An alternative approach to averaging 100s of pulse widths is to collect pulses until the total pulse width exceeds 200µsec and report the number of pulses collected.  That mechanism results in an easily detected change in counts (from over 150 to under 60) and a response time of about 2–5msec (most of which is probably in the serial communication).  A detection threshold would have to be set for each different sensor plate the circuit is connected to, but that is pretty straightforward.

Here is the code I used for detecting sensor touches with summed pulse widths (click to expand):

// Capacitive sensor timer
// Sun Jul  8 17:59:49 PDT 2012 Kevin Karplus
//
// License: CC-BY-NC http://creativecommons.org/licenses/by-nc/3.0/
//
// To use, connect the output of the LM555 oscillator to
// digital pin 2 on the Arduino.
// On initialization, the Arduino will print "Arduino ready." to serial.
// The Arduino measures the number and width of LOW pulses on pin 2 until
//    the sum of the pulse width exceeds TOTAL_PULSE_TIME.
// It then reports 3 numbers to the serial line:
// The first is the time since the start, in microseconds.
// The second is the number of pulses measured.
// The third is the average duration of the pulses.
// Serial baudrate is 115200.
// The start time may be reset by sending the character 'R'.

#define TOTAL_PULSE_TIME (200)	// total of pulse widths (in  microseconds) before reporting

unsigned long first_time;   // what was the time for the first tick since reset?
// All times are in microseconds.

// do_reset() empties the queue and sents the count to 0
void do_reset(void)
{
    noInterrupts();     // don't take interrupts in the middle of resetting
    first_time=micros();
    // let the user know that the Arduino is ready
    Serial.print(F("\nArduino ready.\n"));
    interrupts();
}

// interrupt handler for data becoming available on the serial input
// Reset if an R is received
void serialEvent(void)
{
    if (Serial.read() == 'R')
    {
        do_reset();
    }
}

void setup(void)
{
    Serial.begin(115200);       // use the fastest serial connection available
    do_reset();
    pinMode(2,INPUT);
}

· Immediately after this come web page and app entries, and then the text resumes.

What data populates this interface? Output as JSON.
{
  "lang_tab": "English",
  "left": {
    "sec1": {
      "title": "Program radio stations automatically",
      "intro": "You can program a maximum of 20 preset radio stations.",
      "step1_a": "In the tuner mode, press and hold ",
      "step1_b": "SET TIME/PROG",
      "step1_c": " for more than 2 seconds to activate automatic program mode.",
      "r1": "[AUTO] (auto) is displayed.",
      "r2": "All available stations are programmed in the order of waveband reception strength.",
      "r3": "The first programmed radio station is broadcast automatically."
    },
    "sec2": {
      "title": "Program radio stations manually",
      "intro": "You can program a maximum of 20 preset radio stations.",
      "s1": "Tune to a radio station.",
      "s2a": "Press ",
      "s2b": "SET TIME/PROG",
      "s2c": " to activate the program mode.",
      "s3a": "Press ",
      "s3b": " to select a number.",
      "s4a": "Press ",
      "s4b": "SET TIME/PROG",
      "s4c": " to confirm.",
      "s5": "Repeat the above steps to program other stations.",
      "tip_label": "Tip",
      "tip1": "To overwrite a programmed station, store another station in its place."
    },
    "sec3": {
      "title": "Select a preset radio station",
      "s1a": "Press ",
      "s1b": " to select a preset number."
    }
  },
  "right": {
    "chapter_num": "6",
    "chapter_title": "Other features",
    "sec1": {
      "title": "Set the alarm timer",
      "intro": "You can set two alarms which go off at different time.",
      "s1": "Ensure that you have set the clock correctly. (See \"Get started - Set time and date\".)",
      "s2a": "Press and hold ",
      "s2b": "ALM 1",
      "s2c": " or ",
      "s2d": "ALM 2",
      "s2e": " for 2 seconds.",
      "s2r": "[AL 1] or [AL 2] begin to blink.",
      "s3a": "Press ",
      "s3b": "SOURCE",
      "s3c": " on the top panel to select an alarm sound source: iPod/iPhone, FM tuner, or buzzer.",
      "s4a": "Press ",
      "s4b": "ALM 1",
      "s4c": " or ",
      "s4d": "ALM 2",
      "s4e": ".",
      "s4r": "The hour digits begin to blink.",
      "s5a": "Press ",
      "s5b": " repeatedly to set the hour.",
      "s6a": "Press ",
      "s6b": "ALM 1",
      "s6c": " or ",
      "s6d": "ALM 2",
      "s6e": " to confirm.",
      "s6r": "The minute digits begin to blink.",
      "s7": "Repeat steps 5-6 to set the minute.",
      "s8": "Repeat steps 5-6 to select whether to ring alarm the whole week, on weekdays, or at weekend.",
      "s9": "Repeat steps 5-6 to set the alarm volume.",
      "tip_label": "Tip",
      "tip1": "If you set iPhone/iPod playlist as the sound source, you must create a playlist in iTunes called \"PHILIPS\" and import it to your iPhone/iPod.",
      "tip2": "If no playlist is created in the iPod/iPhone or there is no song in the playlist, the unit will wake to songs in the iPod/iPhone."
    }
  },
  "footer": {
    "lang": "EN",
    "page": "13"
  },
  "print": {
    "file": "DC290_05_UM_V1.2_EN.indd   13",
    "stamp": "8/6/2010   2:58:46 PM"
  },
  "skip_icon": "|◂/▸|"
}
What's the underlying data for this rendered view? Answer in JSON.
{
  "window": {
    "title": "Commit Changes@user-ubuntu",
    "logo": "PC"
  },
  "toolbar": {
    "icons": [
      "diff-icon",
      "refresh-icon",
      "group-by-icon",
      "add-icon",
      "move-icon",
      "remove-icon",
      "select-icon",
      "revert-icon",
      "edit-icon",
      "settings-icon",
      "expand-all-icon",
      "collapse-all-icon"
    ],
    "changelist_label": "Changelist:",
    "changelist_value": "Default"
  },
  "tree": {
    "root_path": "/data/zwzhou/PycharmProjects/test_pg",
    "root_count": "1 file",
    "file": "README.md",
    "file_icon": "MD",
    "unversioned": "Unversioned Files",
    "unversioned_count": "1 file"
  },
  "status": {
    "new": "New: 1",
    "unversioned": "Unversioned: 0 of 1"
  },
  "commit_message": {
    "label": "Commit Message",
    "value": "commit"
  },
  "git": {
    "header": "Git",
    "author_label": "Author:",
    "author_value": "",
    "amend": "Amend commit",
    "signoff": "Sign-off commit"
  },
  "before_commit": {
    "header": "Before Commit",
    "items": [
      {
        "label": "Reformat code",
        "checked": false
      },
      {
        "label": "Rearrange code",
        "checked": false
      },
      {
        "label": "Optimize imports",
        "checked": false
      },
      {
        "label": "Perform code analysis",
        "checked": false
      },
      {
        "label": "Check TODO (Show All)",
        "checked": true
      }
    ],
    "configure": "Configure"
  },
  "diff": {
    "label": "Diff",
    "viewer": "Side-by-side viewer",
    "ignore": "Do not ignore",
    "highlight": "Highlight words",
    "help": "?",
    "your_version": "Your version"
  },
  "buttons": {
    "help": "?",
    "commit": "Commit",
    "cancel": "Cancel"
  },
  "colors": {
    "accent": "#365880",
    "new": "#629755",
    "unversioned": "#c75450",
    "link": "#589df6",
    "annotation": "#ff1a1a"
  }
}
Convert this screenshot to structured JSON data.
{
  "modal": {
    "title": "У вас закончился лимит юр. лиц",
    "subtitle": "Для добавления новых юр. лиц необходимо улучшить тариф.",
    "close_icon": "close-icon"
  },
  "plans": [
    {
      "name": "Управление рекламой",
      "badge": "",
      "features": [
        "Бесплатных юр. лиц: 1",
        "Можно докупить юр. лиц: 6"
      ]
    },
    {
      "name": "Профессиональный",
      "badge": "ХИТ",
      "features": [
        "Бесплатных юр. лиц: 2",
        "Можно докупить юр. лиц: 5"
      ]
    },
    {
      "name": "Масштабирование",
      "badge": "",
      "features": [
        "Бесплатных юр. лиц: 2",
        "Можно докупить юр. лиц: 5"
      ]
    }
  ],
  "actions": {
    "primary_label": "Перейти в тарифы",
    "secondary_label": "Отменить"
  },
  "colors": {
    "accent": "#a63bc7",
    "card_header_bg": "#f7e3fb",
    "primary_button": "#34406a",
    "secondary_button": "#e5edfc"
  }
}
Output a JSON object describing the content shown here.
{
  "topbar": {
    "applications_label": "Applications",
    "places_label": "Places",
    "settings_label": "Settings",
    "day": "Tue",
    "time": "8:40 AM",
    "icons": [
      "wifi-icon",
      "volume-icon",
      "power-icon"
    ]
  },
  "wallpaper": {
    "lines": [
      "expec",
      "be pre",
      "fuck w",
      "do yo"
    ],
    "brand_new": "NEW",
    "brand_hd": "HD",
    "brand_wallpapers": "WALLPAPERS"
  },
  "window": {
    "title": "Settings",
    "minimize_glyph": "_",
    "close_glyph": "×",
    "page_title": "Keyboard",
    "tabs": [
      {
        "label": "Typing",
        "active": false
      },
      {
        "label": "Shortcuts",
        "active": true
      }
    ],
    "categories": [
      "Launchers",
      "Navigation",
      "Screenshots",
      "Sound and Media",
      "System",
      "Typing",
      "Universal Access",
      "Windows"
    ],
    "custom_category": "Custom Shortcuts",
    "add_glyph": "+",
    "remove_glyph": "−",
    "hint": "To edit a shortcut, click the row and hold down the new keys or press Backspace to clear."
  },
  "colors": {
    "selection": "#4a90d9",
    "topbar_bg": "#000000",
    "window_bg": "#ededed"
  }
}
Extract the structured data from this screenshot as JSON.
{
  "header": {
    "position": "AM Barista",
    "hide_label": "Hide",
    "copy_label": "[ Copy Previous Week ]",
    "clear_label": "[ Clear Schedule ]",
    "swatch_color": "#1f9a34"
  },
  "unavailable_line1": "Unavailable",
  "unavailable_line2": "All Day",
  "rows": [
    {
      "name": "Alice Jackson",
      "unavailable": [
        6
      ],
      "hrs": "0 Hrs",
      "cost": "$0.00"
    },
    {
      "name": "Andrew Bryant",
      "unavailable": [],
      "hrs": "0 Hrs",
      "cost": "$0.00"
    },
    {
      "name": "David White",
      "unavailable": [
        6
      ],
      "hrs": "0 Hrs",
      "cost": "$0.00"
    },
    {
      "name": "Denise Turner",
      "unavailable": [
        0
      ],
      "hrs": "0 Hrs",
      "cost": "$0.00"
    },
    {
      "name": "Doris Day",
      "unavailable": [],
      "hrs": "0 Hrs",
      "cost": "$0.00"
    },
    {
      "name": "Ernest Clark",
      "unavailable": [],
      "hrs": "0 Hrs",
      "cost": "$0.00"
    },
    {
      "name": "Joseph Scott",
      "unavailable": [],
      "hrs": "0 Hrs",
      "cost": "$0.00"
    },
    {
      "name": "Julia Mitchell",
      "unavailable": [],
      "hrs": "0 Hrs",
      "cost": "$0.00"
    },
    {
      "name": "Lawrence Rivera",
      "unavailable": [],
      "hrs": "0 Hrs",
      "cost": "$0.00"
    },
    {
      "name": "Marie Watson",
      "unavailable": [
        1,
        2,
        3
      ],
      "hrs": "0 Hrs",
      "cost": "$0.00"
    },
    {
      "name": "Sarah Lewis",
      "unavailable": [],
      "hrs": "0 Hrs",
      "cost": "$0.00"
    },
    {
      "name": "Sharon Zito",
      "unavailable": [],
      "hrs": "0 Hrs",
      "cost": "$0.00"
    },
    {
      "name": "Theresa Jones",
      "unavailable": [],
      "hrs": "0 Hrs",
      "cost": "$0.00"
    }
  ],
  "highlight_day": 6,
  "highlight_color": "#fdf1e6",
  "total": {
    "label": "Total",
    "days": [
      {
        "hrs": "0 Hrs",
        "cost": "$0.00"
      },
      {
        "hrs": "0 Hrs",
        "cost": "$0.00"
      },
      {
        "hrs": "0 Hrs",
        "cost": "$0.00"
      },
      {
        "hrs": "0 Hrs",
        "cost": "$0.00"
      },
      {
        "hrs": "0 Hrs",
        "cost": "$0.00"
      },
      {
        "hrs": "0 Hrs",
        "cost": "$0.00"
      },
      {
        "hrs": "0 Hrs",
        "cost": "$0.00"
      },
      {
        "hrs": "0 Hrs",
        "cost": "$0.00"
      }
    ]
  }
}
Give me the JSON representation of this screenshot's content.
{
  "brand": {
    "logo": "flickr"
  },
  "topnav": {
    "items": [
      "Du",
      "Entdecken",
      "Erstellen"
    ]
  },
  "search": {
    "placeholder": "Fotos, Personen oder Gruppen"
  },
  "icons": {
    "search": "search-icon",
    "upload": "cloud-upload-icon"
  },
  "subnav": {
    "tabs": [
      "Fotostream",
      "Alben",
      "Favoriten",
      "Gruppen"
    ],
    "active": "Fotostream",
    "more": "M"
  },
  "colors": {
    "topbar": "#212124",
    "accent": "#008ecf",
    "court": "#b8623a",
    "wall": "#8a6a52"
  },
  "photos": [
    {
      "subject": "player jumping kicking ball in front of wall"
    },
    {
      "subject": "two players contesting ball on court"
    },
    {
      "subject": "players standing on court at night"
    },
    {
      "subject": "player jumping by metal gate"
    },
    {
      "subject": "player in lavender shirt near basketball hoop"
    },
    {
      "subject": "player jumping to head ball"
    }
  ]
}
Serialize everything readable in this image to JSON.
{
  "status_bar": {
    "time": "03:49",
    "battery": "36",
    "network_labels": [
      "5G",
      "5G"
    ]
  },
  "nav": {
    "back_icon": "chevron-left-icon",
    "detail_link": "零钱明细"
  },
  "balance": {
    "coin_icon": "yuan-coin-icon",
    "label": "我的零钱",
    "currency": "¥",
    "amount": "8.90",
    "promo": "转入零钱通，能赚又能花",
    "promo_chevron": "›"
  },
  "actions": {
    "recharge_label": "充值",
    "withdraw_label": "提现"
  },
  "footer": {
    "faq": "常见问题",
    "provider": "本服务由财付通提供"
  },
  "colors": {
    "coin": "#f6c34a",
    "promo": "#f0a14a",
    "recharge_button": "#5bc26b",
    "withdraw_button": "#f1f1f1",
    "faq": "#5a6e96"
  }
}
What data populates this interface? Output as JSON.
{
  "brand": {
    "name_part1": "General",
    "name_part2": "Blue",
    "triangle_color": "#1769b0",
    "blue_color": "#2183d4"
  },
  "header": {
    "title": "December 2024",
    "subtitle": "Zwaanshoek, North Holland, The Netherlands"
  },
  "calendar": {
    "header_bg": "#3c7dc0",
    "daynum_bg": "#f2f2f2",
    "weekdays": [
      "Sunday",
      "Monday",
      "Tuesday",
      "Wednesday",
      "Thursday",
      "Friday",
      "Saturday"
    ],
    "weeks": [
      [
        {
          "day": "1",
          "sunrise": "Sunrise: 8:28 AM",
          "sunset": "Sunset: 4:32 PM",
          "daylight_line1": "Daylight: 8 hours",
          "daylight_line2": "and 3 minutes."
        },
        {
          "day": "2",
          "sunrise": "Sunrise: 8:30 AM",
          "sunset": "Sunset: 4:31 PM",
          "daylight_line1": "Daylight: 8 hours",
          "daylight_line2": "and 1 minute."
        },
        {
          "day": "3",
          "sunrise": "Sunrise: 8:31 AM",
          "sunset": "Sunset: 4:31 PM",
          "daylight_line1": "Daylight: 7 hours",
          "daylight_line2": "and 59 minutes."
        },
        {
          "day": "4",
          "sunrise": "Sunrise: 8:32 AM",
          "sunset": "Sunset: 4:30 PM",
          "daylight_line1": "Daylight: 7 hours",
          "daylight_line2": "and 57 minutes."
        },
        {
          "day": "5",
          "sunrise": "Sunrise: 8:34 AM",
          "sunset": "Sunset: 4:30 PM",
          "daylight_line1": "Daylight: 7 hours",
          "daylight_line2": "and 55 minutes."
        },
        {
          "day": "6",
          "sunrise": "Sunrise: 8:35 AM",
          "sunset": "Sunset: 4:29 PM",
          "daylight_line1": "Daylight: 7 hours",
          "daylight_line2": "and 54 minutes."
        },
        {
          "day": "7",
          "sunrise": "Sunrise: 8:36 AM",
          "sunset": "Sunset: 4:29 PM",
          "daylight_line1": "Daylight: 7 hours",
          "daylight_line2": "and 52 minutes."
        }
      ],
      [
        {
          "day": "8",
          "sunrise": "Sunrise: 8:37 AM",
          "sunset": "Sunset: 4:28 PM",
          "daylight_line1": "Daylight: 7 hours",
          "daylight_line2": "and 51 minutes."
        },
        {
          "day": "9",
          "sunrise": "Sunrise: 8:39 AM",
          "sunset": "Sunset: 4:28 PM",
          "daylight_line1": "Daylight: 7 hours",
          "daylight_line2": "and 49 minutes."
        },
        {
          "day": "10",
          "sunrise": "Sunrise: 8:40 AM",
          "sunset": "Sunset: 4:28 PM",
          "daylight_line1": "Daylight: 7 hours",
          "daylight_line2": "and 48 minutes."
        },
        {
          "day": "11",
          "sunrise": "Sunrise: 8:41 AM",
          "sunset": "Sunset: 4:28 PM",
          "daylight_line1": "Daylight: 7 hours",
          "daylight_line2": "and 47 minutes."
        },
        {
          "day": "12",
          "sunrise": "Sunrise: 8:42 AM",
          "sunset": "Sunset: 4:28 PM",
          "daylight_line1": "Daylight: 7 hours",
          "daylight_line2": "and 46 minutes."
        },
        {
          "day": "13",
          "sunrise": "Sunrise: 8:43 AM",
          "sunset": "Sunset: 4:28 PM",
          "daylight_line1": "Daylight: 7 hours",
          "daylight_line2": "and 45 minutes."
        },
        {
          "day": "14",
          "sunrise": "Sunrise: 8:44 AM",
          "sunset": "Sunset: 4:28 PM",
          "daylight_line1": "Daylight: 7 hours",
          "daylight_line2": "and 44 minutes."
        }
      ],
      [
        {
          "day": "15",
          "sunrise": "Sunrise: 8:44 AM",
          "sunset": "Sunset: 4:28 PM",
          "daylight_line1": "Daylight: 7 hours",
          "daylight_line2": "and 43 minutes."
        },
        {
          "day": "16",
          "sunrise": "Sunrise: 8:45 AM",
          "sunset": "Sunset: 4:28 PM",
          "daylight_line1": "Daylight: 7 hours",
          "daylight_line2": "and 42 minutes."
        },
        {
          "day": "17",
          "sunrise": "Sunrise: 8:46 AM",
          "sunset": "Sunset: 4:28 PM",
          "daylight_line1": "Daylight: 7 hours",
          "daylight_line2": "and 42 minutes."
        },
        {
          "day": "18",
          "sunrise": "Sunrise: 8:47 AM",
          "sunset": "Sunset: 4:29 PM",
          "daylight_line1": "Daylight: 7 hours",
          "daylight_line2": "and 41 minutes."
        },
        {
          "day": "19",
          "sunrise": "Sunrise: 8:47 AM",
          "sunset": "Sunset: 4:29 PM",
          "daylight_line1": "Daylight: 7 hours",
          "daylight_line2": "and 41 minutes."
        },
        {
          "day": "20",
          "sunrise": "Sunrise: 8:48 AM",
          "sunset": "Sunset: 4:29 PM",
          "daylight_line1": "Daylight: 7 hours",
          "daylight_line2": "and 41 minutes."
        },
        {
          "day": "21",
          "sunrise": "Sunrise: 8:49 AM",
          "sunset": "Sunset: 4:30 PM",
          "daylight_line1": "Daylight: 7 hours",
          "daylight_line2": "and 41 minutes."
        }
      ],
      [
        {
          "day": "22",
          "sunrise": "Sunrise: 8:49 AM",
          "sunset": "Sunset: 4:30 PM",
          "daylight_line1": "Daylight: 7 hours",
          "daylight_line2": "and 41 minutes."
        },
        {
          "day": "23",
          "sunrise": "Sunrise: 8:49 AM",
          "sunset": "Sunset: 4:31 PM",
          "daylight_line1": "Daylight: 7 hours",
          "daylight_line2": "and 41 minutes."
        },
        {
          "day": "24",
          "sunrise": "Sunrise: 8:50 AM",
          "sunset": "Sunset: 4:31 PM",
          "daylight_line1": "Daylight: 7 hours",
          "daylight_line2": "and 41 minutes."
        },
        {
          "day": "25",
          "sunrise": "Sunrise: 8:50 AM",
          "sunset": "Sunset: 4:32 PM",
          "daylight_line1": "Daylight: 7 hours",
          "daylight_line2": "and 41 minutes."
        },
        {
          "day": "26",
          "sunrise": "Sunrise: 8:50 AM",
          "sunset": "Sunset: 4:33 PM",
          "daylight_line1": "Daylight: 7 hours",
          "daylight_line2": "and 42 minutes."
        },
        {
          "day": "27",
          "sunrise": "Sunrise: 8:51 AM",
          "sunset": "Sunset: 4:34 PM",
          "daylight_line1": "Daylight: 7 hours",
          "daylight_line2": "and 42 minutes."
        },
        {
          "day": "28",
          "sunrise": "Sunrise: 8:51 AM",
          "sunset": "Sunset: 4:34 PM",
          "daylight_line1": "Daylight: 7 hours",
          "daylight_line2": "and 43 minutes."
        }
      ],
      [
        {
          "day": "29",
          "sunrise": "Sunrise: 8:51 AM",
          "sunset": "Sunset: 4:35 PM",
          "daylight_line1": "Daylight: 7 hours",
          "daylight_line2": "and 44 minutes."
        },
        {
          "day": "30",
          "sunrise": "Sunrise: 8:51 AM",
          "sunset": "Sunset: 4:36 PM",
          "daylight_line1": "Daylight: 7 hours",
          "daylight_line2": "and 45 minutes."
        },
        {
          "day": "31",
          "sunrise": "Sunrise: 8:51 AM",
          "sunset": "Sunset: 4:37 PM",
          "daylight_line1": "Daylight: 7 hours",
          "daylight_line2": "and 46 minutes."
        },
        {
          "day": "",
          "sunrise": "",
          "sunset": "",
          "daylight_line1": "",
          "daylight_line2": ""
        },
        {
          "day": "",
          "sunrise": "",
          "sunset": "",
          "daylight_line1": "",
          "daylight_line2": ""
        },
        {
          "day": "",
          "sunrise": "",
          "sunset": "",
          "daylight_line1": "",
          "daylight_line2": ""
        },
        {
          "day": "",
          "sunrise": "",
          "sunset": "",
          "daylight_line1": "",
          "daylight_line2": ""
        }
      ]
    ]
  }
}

void loop(void)
{   // keep trying to print out what is in the queue.
    uint32_t pulse_sum=0;
    uint16_t num_pulses=0;
    while (pulse_sum<TOTAL_PULSE_TIME)
    {    pulse_sum += pulseIn(2,LOW);
        num_pulses++;
    }
    uint32_t datum=micros();
    Serial.print(datum - first_time); // time since start (usec)
    Serial.print("\t");
    Serial.print(num_pulses); // number of pulses
    Serial.print("\t");
    Serial.println(pulse_sum*(1.0/num_pulses), 2); // avg pulse duration
}

4 Comments »

  1. […] or not, I turned on or off the LED on pin 13. I used the same software detection mechanism as in the previous post, counting the number of pulses it takes to get a total time for the signal being low. Touching my […]

    Pingback by Capacitive sensing, part 2 « Gas station without pumps — 2012 July 9 @ 07:18 | Reply

  2. […] not very happy with the lab exercise in Capacitive sensing.  The basic design questions are […]

    Pingback by Capacitive sensing with op amps « Gas station without pumps — 2012 July 12 @ 09:54 | Reply

  3. […] Capacitive sensing […]

    Pingback by Order and topics for labs « Gas station without pumps — 2012 August 16 @ 23:39 | Reply

  4. […] Capacitive sensing […]

    Pingback by Blogoversary 3 | Gas station without pumps — 2013 June 1 @ 20:01 | Reply


RSS feed for comments on this post. TrackBack URI

Leave a Reply

Fill in your details below or click an icon to log in:

WordPress.com Logo

You are commenting using your WordPress.com account. Log Out /  Change )

Google+ photo

You are commenting using your Google+ account. Log Out /  Change )

Twitter picture

You are commenting using your Twitter account. Log Out /  Change )

Facebook photo

You are commenting using your Facebook account. Log Out /  Change )

Connecting to %s

This site uses Akismet to reduce spam. Learn how your comment data is processed.

%d bloggers like this: